Assignment >>
Your answer must be the full set of records, repeated exactly.

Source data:
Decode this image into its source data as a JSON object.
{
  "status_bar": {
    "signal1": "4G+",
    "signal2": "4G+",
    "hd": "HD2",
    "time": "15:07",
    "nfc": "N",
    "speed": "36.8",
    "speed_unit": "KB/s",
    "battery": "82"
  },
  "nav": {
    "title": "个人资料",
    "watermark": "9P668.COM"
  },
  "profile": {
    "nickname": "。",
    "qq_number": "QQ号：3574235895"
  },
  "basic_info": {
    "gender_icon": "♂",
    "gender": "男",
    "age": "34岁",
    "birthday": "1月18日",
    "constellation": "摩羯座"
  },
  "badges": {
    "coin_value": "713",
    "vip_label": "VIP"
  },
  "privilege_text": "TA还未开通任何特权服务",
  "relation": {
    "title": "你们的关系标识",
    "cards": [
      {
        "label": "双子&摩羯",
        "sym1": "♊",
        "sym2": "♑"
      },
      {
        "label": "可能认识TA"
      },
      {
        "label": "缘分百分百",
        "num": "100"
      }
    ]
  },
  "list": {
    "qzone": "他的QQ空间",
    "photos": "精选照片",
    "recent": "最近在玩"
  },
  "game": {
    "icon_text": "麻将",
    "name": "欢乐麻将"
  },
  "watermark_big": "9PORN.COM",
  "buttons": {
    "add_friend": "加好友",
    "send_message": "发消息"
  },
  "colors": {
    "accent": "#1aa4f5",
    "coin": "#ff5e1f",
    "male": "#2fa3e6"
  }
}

Result of the task >>
Decode this image into its source data as a JSON object.
{
  "status_bar": {
    "signal1": "4G+",
    "signal2": "4G+",
    "hd": "HD2",
    "time": "15:07",
    "nfc": "N",
    "speed": "36.8",
    "speed_unit": "KB/s",
    "battery": "82"
  },
  "nav": {
    "title": "个人资料",
    "watermark": "9P668.COM"
  },
  "profile": {
    "nickname": "。",
    "qq_number": "QQ号：3574235895"
  },
  "basic_info": {
    "gender_icon": "♂",
    "gender": "男",
    "age": "34岁",
    "birthday": "1月18日",
    "constellation": "摩羯座"
  },
  "badges": {
    "coin_value": "713",
    "vip_label": "VIP"
  },
  "privilege_text": "TA还未开通任何特权服务",
  "relation": {
    "title": "你们的关系标识",
    "cards": [
      {
        "label": "双子&摩羯",
        "sym1": "♊",
        "sym2": "♑"
      },
      {
        "label": "可能认识TA"
      },
      {
        "label": "缘分百分百",
        "num": "100"
      }
    ]
  },
  "list": {
    "qzone": "他的QQ空间",
    "photos": "精选照片",
    "recent": "最近在玩"
  },
  "game": {
    "icon_text": "麻将",
    "name": "欢乐麻将"
  },
  "watermark_big": "9PORN.COM",
  "buttons": {
    "add_friend": "加好友",
    "send_message": "发消息"
  },
  "colors": {
    "accent": "#1aa4f5",
    "coin": "#ff5e1f",
    "male": "#2fa3e6"
  }
}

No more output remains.